- WORK TO BE COMPLETED -
Could all of the entries be written out exactly, with any pictures omitted?

Element data from apps and pages
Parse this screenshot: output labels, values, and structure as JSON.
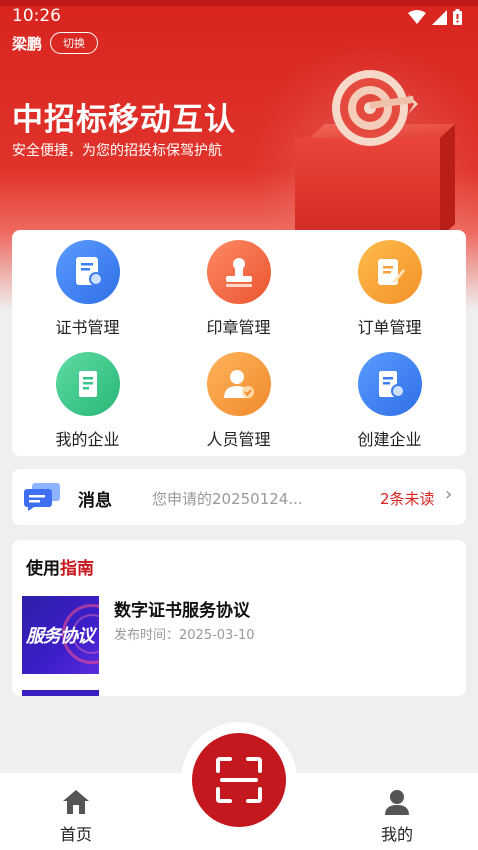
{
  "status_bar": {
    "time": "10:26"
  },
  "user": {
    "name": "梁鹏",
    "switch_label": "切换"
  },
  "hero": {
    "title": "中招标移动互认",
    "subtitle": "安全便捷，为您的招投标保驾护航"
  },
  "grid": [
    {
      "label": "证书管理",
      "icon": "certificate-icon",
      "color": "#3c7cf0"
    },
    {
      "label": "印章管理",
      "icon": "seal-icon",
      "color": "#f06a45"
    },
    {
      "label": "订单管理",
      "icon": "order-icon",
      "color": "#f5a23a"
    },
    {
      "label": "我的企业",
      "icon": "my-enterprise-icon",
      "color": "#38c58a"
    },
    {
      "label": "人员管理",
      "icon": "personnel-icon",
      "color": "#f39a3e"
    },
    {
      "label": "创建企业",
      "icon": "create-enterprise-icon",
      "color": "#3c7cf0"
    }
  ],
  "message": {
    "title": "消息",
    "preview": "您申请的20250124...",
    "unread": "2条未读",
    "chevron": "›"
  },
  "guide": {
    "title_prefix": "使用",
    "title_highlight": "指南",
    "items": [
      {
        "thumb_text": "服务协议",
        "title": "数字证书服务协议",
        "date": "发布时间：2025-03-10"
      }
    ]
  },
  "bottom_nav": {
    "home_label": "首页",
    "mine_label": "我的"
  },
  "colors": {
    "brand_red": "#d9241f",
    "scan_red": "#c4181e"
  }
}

- WRITTEN SOLUTION -
Parse this screenshot: output labels, values, and structure as JSON.
{
  "status_bar": {
    "time": "10:26"
  },
  "user": {
    "name": "梁鹏",
    "switch_label": "切换"
  },
  "hero": {
    "title": "中招标移动互认",
    "subtitle": "安全便捷，为您的招投标保驾护航"
  },
  "grid": [
    {
      "label": "证书管理",
      "icon": "certificate-icon",
      "color": "#3c7cf0"
    },
    {
      "label": "印章管理",
      "icon": "seal-icon",
      "color": "#f06a45"
    },
    {
      "label": "订单管理",
      "icon": "order-icon",
      "color": "#f5a23a"
    },
    {
      "label": "我的企业",
      "icon": "my-enterprise-icon",
      "color": "#38c58a"
    },
    {
      "label": "人员管理",
      "icon": "personnel-icon",
      "color": "#f39a3e"
    },
    {
      "label": "创建企业",
      "icon": "create-enterprise-icon",
      "color": "#3c7cf0"
    }
  ],
  "message": {
    "title": "消息",
    "preview": "您申请的20250124...",
    "unread": "2条未读",
    "chevron": "›"
  },
  "guide": {
    "title_prefix": "使用",
    "title_highlight": "指南",
    "items": [
      {
        "thumb_text": "服务协议",
        "title": "数字证书服务协议",
        "date": "发布时间：2025-03-10"
      }
    ]
  },
  "bottom_nav": {
    "home_label": "首页",
    "mine_label": "我的"
  },
  "colors": {
    "brand_red": "#d9241f",
    "scan_red": "#c4181e"
  }
}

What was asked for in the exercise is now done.